The Carolinian Region of Southern Ontario is one of the most ecologically diverse areas of Canada and is home to an incredible array of flora and fauna. This natural wealth includes thousands of plant and insect species, hundreds of bird and fish species, and dozens of mammals, amphibians and reptiles. The high biodiversity of the Carolinian Region occurs because of the area’s proximity to rich ecosystems to the south, the temperate climate, and the variety of habitat types found in southernmost Ontario, including forests, savanna, grasslands, various wetland types, lakes and shorelines.
The Carolinian Region is also home to the largest concentration of people in Canada, which has put great pressure on nature here. With high natural biodiversity, a large and growing human population and mostly private landownership, it is not surprising that the Carolinian Region sadly boasts the highest concentration of imperiled flora and fauna in Canada, with over 160 designated “at risk” species.
To help address these challenges, LPBLT focuses its conservation actions on the protection of functioning natural systems, such as watersheds, and priority habitats such as woodlands, wetlands and savanna. Across southern Ontario, over 85 percent of intact forests, over 99 percent of original oak savanna and about 75 percent of wetlands have been lost since European settlement. Some parts of our region, such as Norfolk, have somewhat more natural habitat than surrounding counties providing excellent opportunities for conservation and restoration, but the need and urgency remains across the Carolinian Region.

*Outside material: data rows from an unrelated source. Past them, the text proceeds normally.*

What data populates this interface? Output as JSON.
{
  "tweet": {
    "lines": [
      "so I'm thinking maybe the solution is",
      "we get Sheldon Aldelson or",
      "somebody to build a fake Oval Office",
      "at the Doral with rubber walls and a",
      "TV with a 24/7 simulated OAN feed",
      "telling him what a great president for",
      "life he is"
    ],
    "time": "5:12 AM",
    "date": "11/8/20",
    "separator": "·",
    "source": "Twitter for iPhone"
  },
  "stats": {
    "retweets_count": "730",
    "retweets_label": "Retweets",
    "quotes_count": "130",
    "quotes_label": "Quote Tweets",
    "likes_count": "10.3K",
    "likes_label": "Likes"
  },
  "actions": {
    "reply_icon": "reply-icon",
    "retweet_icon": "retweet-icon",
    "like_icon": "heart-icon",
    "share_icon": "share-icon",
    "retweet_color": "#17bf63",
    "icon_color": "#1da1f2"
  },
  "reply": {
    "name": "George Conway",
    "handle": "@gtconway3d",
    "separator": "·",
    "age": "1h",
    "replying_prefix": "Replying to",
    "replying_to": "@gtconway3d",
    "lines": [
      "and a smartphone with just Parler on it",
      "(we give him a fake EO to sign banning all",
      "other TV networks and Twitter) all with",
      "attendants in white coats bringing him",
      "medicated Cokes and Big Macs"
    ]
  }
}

Some wildlife species are particularly threatened, such as grassland birds and reptiles. Reptiles, for example, are vulnerable to habitat loss and multiple other threats related to high human population, such as roadways. As a result, the majority of our reptile species are now designated at risk and many people fear that populations will continue to decline. In response to this urgent threat, LPBLT has developed a major, multi-year conservation effort to help protect reptiles and other species at risk. The protection and recovery of species at risk is also a consideration in the selection of potential properties for the land trust’s nature reserve system.
CONSERVING CAROLINIAN REPTILES
With a mission that includes the protection of natural habitats and biodiversity, and the recovery of species at risk, the Long Point Basin Land Trust is greatly concerned about the status and well-being of our region’s turtle and snake species. With this in mind, the Land Trust is starting a new conservation and outreach program to help protect and recover reptile populations in the region.
The “Conserving Carolinian Reptiles” project will aid the recovery and conservation of reptile species at risk and their habitats and build community support and public participation in reptile conservation efforts. A key part of the program will be documenting reptile population status and trends and identifying important habitats. You can assist with this effort by reporting reptile sightings in the Long Point area on this website
Our six year effort to help reptiles at risk in the Longpoint Basin is bearing fruit. LPBLT recently commissioned an indepth review of the impact of the Conserving Carolinian Reptiles project and found that our project is having an impact:
TURKEY POINT PICETUM
Long Point Basin Land Trust has worked with Dr. Alan Gordon since 1998 to help
preserve a unique and globally significant collection of spruce trees (Picea) that have
been assembled from around the world. These trees are an important source of genetic material that, if lost, can never be replaced. Many of the source populations of these trees (from places as far away as China) have disappeared.
This reserve is part of the South Walsingham ANSI and is a provincially significant wetland as well as a good example of Carolinian forest. The portion of the property that was in agriculture has been restored by volunteers with a mixture of tree species that are found on site. This 98 acre reserve is owned and managed by the Nature Conservancy of Canada (NCC). LPBLT worked with the NCC to raise the funds to purchase the site and has been responsible for restoring it.